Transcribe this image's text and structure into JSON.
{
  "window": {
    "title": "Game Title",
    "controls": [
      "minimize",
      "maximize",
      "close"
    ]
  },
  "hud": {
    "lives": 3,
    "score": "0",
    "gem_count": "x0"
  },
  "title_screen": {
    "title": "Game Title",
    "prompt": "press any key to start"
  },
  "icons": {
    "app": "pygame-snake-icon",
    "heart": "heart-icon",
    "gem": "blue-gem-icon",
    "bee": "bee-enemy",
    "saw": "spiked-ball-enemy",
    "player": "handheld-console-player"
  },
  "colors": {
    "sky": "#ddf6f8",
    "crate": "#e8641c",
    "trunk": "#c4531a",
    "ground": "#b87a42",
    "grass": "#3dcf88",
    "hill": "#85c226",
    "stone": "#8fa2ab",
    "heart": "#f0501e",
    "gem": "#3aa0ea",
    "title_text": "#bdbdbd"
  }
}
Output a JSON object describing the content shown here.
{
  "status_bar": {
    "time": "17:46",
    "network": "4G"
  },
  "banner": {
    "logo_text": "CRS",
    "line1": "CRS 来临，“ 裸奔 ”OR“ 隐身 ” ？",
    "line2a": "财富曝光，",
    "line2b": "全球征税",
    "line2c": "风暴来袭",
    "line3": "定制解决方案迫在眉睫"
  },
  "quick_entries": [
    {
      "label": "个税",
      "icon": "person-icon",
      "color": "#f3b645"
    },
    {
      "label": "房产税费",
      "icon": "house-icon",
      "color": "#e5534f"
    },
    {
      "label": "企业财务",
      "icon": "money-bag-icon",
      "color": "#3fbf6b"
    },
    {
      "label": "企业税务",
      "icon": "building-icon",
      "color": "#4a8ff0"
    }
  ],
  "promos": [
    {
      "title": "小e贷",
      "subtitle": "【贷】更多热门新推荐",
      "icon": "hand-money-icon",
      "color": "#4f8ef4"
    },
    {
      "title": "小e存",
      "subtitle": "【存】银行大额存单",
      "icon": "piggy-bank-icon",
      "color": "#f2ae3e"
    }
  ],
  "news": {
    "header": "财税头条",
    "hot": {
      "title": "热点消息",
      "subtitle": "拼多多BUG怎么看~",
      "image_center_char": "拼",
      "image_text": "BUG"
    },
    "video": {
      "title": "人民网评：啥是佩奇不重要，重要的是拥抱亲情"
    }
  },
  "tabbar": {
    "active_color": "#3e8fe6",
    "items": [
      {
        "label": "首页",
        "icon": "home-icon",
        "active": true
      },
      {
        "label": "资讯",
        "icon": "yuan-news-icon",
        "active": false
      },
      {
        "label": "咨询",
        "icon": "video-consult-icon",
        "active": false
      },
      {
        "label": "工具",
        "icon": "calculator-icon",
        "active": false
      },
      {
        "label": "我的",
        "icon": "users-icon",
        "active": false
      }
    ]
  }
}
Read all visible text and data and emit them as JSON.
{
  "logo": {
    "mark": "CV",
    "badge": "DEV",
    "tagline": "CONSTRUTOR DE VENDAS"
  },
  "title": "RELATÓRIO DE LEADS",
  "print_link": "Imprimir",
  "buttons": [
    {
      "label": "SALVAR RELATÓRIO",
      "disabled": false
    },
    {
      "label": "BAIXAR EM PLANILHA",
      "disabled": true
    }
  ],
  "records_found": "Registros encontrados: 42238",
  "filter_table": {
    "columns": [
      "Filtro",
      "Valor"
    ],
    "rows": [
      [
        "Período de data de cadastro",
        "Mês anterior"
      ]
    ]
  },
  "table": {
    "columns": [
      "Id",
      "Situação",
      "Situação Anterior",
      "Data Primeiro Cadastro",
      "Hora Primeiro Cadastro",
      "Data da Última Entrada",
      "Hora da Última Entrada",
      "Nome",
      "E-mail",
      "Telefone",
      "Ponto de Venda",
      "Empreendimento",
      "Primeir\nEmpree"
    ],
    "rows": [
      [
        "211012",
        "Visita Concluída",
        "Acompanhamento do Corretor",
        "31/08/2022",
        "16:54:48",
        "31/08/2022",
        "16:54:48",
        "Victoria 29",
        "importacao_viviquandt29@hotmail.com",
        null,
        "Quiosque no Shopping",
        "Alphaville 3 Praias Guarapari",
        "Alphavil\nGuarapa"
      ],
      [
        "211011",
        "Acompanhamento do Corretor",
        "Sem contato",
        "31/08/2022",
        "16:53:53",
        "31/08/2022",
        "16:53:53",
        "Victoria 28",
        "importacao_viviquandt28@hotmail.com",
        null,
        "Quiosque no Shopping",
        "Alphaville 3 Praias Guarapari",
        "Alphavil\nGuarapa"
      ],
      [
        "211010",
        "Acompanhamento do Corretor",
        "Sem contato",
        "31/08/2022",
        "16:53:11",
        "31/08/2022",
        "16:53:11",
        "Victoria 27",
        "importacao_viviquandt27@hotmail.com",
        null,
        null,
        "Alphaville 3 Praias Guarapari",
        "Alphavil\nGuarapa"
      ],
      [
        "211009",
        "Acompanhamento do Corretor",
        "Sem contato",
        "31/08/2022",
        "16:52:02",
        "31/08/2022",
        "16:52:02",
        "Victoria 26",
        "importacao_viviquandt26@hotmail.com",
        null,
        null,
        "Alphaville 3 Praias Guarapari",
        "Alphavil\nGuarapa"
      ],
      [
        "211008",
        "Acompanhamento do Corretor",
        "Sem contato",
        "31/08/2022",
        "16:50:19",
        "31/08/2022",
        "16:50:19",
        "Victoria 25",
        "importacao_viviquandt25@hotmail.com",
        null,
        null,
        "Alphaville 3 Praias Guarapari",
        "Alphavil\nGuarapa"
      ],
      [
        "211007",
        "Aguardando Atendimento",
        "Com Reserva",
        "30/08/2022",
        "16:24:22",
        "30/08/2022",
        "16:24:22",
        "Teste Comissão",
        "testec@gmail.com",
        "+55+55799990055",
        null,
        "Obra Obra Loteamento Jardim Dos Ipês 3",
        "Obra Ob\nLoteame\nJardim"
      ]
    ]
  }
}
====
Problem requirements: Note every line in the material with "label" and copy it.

Answer to this problem:
      "label": "个税",
      "label": "房产税费",
      "label": "企业财务",
      "label": "企业税务",
        "label": "首页",
        "label": "资讯",
        "label": "咨询",
        "label": "工具",
        "label": "我的",
      "label": "SALVAR RELATÓRIO",
      "label": "BAIXAR EM PLANILHA",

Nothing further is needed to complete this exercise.